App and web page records
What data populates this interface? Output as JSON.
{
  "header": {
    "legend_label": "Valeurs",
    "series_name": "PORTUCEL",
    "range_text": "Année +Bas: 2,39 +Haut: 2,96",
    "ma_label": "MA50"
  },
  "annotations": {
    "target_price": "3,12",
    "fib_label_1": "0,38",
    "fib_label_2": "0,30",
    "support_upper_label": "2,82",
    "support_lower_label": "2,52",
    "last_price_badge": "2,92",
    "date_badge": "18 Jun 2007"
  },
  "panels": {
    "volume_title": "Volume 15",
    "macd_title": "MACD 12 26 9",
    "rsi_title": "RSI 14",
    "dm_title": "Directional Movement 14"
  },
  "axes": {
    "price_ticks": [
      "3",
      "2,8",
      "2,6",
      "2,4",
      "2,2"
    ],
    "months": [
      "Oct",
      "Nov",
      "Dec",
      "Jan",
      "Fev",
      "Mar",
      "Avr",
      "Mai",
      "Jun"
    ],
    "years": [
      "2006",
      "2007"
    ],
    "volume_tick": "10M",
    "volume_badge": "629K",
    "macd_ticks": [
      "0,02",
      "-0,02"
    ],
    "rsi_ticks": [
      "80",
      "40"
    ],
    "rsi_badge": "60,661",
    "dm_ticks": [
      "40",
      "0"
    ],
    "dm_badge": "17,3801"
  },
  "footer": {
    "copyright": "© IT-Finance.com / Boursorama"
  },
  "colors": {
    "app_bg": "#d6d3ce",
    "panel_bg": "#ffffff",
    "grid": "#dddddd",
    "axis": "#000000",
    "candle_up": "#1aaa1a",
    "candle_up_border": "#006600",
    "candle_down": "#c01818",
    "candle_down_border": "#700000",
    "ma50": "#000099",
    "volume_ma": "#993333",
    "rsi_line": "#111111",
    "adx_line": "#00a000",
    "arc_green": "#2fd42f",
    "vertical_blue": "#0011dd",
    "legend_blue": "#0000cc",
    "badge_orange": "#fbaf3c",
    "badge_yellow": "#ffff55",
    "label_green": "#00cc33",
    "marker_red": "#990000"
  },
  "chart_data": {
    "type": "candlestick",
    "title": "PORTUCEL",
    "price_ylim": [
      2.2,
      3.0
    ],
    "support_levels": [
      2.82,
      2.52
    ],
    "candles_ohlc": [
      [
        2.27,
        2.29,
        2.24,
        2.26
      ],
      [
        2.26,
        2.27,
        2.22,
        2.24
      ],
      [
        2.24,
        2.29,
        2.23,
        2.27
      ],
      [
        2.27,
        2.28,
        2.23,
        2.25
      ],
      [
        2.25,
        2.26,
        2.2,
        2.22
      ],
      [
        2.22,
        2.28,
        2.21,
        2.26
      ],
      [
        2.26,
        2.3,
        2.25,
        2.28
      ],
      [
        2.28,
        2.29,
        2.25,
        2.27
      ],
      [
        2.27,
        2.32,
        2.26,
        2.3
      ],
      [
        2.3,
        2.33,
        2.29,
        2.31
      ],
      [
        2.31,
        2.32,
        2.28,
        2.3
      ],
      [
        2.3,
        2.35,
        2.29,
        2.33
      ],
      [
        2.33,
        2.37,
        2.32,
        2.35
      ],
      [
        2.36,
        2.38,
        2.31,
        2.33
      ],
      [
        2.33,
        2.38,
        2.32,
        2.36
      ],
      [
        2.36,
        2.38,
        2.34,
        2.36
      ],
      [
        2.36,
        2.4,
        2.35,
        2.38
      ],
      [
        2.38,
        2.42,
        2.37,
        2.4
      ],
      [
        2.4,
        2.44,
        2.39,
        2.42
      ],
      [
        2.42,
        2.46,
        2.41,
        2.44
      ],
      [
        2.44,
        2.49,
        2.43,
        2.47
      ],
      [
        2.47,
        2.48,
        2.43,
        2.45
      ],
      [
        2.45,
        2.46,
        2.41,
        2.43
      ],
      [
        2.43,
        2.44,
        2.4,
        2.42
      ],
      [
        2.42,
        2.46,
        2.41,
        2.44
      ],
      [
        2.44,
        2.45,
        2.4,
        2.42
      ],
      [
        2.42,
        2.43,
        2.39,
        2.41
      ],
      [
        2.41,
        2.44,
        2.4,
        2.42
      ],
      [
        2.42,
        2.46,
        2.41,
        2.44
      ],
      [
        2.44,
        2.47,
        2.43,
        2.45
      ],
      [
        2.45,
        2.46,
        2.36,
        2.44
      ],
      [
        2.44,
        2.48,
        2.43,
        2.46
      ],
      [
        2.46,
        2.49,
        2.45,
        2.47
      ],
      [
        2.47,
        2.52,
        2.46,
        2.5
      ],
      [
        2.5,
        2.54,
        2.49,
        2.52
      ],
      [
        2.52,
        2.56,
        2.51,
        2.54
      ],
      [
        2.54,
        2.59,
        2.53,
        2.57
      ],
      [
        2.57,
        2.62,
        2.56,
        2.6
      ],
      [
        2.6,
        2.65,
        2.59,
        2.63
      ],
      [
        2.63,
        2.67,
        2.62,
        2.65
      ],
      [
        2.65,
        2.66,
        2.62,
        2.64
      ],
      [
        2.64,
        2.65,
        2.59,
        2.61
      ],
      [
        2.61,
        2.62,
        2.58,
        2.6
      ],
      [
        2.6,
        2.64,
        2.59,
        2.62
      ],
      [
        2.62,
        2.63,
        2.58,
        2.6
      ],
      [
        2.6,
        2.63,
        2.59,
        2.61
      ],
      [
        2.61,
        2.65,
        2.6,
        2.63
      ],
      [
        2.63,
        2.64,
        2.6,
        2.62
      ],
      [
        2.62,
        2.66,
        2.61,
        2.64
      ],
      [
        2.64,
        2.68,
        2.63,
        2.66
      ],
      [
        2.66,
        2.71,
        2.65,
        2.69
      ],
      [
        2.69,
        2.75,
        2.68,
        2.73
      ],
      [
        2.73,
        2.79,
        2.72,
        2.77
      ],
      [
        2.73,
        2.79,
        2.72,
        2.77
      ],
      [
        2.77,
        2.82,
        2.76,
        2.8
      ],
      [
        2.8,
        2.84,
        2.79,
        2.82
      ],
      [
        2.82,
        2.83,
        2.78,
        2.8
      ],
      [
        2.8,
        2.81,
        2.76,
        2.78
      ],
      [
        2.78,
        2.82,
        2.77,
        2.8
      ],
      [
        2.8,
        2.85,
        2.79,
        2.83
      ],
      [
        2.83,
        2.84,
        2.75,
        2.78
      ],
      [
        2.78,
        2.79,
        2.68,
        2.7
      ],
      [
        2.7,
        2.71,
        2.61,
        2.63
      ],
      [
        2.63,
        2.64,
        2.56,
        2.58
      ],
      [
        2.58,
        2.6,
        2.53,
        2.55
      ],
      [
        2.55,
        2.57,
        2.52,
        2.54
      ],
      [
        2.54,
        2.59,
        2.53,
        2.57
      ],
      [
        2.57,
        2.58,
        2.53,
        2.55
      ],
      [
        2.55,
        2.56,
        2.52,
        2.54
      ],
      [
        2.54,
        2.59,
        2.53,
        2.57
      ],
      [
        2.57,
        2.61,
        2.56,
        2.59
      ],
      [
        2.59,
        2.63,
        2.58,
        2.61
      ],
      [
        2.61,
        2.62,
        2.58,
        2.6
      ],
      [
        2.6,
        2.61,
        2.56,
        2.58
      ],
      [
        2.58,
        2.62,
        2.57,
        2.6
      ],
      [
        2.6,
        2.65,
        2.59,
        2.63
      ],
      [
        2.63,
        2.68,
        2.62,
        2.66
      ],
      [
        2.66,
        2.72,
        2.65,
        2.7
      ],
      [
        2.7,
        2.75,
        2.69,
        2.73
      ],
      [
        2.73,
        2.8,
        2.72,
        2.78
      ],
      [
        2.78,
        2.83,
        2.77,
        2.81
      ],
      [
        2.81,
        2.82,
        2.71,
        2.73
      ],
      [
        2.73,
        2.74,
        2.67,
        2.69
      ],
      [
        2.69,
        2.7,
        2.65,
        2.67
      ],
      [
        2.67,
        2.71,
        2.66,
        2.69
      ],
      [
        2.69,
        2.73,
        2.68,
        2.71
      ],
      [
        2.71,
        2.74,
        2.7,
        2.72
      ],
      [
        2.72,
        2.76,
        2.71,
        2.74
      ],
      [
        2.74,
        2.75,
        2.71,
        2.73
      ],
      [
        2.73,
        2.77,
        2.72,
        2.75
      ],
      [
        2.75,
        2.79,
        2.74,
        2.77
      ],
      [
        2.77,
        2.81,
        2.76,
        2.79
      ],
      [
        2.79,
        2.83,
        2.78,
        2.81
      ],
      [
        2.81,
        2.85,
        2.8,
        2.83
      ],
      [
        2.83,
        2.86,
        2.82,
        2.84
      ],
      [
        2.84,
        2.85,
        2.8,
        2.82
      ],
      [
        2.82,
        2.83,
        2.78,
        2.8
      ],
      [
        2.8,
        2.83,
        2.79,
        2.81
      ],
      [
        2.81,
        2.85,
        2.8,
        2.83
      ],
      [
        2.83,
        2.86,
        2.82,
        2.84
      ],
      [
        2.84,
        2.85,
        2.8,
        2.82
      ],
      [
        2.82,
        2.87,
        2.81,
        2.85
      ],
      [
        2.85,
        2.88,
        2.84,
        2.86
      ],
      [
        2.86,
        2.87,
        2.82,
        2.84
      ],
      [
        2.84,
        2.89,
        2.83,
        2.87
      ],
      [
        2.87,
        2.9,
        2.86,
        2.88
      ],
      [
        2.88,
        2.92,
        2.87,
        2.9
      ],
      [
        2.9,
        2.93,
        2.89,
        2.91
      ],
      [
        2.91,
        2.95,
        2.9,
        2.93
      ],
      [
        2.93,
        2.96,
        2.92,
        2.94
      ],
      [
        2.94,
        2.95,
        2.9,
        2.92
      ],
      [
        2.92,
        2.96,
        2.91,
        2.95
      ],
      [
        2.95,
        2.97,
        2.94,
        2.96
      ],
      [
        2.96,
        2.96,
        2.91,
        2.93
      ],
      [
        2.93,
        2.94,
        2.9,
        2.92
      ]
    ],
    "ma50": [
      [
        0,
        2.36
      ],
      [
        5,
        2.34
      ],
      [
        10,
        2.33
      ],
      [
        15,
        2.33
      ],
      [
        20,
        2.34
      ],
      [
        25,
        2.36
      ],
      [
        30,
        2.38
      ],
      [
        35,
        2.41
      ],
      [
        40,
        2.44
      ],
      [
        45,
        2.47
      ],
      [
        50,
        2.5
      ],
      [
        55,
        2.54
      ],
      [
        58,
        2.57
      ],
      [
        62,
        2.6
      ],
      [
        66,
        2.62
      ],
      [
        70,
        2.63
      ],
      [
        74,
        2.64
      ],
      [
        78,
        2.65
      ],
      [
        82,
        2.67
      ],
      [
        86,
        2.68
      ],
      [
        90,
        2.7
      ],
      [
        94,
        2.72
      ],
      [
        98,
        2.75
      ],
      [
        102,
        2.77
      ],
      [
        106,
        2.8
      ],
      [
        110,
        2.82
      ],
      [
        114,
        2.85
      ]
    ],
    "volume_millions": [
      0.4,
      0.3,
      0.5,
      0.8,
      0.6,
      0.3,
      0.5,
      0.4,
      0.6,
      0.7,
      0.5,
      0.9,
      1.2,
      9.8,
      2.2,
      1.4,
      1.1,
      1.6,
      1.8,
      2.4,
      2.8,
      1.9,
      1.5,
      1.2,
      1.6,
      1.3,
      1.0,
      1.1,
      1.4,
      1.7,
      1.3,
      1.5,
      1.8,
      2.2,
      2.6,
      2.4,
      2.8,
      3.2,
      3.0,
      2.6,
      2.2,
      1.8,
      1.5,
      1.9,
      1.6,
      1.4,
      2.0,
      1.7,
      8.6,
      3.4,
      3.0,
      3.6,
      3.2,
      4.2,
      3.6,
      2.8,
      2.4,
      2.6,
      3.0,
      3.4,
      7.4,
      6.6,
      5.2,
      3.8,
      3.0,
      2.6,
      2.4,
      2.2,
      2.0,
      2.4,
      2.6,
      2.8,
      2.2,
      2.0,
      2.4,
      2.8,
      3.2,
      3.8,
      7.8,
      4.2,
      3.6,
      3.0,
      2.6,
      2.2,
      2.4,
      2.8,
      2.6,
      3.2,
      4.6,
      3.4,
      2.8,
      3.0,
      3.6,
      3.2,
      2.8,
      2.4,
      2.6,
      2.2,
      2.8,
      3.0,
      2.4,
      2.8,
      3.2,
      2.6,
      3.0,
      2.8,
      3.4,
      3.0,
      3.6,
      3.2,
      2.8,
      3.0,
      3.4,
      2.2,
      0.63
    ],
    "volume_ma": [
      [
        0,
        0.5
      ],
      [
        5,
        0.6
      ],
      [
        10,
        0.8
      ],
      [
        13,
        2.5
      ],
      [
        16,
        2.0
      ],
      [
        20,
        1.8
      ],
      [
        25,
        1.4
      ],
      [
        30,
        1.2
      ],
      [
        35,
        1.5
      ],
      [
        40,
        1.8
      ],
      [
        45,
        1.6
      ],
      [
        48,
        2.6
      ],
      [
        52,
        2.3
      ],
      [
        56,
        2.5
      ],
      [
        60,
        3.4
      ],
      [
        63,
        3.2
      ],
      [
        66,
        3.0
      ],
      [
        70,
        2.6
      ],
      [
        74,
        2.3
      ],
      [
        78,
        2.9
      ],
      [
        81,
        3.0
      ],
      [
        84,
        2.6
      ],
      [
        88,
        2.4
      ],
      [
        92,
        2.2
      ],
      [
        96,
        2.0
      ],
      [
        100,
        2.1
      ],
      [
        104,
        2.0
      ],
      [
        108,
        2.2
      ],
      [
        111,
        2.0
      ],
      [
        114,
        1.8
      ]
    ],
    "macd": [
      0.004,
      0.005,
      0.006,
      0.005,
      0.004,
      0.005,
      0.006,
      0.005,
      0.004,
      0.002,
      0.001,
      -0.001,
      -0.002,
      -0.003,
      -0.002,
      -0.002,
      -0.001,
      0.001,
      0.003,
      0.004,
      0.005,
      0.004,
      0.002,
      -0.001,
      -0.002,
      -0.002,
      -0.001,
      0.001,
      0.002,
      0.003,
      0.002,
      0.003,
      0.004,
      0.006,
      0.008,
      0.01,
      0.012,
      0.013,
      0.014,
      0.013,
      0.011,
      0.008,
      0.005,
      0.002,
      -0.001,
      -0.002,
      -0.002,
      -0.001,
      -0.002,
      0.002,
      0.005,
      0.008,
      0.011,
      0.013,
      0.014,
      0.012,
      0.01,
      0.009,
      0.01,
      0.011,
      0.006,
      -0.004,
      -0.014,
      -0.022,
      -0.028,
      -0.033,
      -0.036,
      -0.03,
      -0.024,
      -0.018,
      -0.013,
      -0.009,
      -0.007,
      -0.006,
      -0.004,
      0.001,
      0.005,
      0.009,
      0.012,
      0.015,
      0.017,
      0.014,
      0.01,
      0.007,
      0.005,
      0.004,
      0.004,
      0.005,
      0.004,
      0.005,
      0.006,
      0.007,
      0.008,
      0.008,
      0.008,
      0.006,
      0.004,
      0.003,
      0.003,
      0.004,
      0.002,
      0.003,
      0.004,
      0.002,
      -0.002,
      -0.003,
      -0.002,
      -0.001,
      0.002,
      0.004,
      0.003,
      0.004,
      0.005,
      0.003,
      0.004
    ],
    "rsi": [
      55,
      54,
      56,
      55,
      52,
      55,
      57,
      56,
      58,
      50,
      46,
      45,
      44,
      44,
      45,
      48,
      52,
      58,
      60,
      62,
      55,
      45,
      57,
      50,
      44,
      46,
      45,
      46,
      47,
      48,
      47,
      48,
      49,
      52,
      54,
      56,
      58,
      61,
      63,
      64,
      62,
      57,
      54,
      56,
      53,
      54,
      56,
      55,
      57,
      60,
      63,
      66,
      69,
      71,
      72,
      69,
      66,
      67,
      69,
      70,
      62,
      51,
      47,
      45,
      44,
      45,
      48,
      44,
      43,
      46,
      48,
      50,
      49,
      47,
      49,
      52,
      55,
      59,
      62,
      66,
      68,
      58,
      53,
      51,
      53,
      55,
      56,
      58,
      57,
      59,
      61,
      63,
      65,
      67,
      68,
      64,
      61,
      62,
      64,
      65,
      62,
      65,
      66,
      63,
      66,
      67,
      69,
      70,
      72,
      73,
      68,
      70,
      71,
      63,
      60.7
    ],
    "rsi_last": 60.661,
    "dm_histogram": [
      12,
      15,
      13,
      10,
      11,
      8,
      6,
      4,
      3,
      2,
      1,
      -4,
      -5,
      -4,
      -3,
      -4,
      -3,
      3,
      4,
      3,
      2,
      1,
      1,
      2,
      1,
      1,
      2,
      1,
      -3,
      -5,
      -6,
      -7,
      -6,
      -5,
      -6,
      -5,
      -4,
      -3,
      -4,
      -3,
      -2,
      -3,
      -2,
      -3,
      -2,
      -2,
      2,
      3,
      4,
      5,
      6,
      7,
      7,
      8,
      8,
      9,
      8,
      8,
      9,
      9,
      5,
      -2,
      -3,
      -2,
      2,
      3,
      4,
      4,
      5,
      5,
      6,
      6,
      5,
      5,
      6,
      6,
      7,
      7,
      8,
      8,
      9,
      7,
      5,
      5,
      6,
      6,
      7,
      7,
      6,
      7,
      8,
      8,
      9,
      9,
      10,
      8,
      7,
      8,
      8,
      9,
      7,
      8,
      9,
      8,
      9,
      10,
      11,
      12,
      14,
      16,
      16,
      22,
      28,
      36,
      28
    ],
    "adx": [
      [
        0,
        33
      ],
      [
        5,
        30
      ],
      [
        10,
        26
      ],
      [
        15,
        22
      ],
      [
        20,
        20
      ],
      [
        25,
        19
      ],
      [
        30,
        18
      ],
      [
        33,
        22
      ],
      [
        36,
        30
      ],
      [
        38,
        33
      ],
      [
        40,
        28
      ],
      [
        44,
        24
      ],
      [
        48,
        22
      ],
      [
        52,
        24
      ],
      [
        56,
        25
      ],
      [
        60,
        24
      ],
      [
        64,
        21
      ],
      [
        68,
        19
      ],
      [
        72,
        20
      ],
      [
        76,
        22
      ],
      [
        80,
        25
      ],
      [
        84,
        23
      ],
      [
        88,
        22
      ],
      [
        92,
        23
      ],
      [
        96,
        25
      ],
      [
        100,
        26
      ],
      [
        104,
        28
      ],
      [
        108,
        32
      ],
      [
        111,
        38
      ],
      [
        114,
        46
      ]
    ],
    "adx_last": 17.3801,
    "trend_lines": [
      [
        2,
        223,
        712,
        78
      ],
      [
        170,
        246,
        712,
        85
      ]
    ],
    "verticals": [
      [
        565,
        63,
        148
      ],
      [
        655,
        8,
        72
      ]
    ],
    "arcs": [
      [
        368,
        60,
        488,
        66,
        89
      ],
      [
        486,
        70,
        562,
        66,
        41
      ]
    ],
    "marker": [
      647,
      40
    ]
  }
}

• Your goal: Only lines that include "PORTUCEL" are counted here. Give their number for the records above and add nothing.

• Answer section: 2